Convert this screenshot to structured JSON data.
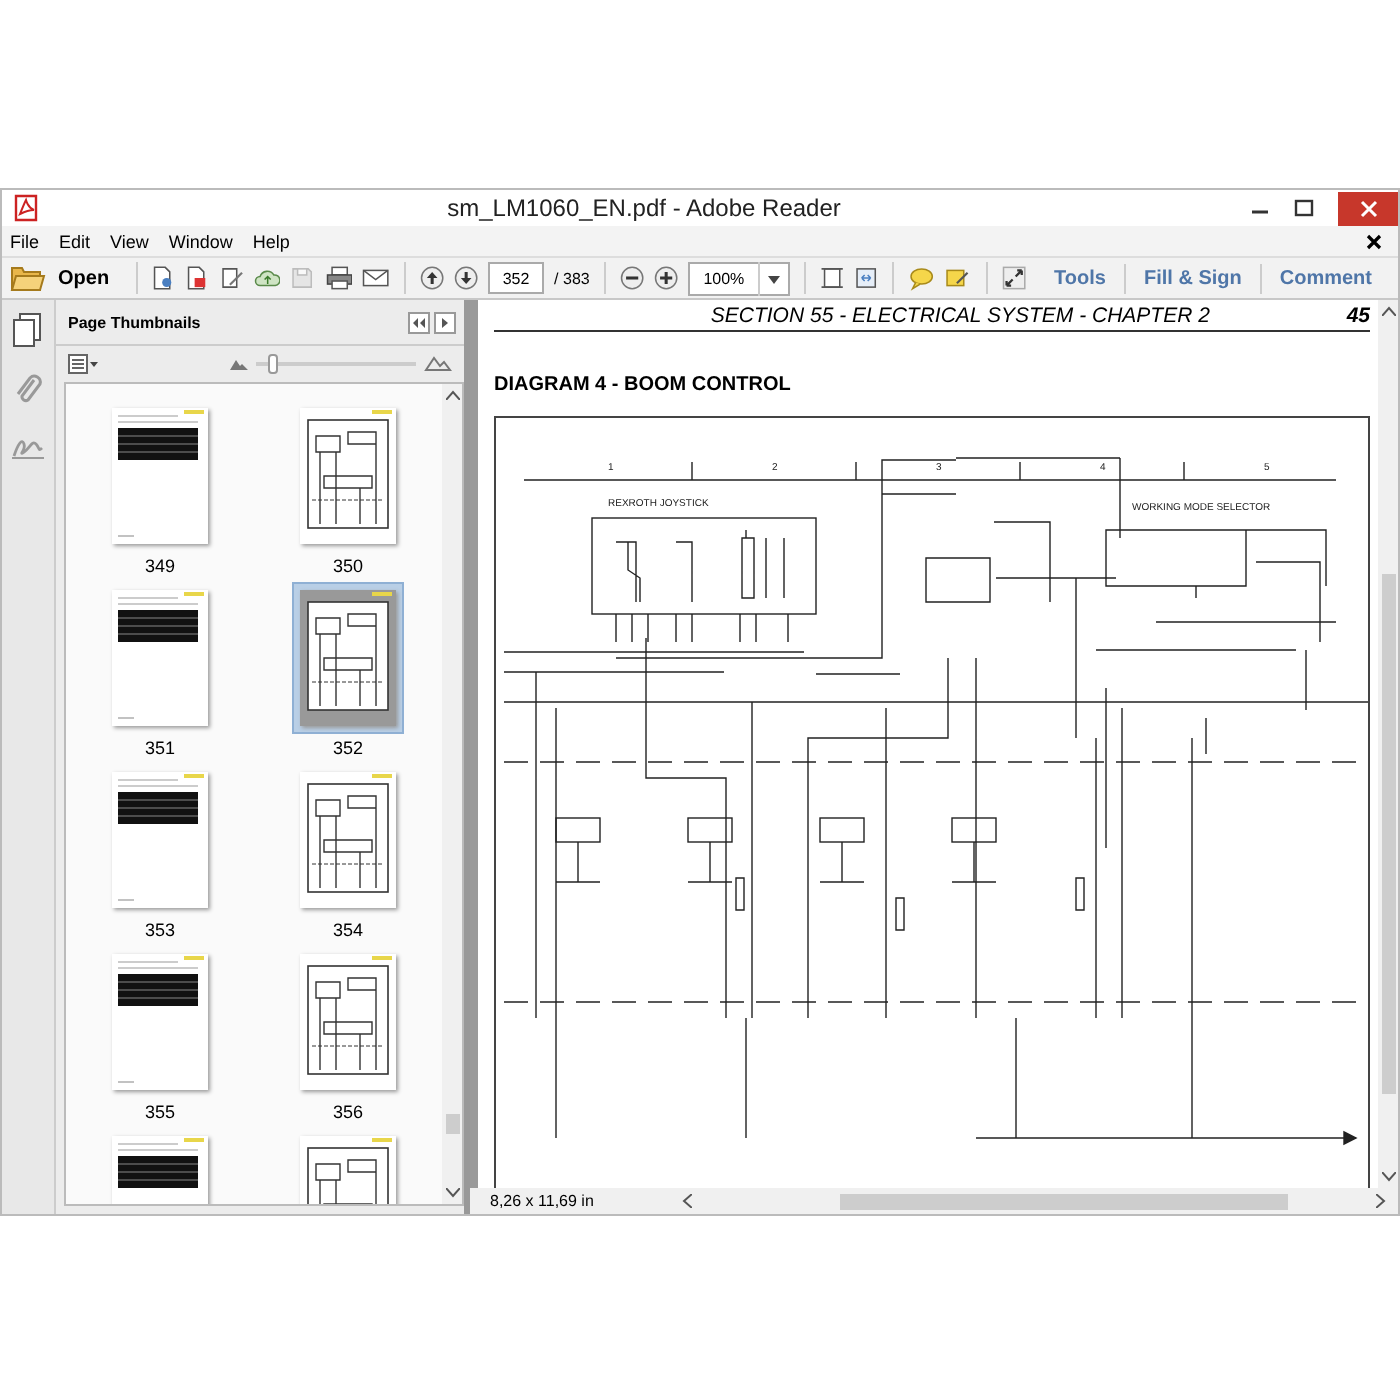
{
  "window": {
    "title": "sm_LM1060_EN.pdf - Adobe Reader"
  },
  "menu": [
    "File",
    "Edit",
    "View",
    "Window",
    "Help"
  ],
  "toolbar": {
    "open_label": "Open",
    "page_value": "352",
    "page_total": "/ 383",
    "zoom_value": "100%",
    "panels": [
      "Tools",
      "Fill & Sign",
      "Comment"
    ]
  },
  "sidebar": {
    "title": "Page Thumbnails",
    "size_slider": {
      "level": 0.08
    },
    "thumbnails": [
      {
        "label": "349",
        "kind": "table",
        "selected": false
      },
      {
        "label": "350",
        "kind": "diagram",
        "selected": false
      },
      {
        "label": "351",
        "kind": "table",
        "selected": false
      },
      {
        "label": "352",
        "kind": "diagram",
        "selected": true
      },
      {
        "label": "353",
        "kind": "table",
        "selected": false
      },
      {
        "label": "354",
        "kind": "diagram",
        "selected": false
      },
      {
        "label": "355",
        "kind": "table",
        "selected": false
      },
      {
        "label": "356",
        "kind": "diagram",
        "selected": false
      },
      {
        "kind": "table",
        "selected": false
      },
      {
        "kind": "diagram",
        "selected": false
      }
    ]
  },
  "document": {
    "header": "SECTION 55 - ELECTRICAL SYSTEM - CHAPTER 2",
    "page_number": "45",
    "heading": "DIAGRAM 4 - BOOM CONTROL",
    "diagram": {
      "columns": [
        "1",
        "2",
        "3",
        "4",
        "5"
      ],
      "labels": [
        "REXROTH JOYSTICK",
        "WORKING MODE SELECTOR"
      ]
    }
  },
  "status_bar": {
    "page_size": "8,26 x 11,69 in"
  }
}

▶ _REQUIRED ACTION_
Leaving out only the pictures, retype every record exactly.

▶ _RESPONSE BOX_
Convert this screenshot to structured JSON data.
{
  "window": {
    "title": "sm_LM1060_EN.pdf - Adobe Reader"
  },
  "menu": [
    "File",
    "Edit",
    "View",
    "Window",
    "Help"
  ],
  "toolbar": {
    "open_label": "Open",
    "page_value": "352",
    "page_total": "/ 383",
    "zoom_value": "100%",
    "panels": [
      "Tools",
      "Fill & Sign",
      "Comment"
    ]
  },
  "sidebar": {
    "title": "Page Thumbnails",
    "size_slider": {
      "level": 0.08
    },
    "thumbnails": [
      {
        "label": "349",
        "kind": "table",
        "selected": false
      },
      {
        "label": "350",
        "kind": "diagram",
        "selected": false
      },
      {
        "label": "351",
        "kind": "table",
        "selected": false
      },
      {
        "label": "352",
        "kind": "diagram",
        "selected": true
      },
      {
        "label": "353",
        "kind": "table",
        "selected": false
      },
      {
        "label": "354",
        "kind": "diagram",
        "selected": false
      },
      {
        "label": "355",
        "kind": "table",
        "selected": false
      },
      {
        "label": "356",
        "kind": "diagram",
        "selected": false
      },
      {
        "kind": "table",
        "selected": false
      },
      {
        "kind": "diagram",
        "selected": false
      }
    ]
  },
  "document": {
    "header": "SECTION 55 - ELECTRICAL SYSTEM - CHAPTER 2",
    "page_number": "45",
    "heading": "DIAGRAM 4 - BOOM CONTROL",
    "diagram": {
      "columns": [
        "1",
        "2",
        "3",
        "4",
        "5"
      ],
      "labels": [
        "REXROTH JOYSTICK",
        "WORKING MODE SELECTOR"
      ]
    }
  },
  "status_bar": {
    "page_size": "8,26 x 11,69 in"
  }
}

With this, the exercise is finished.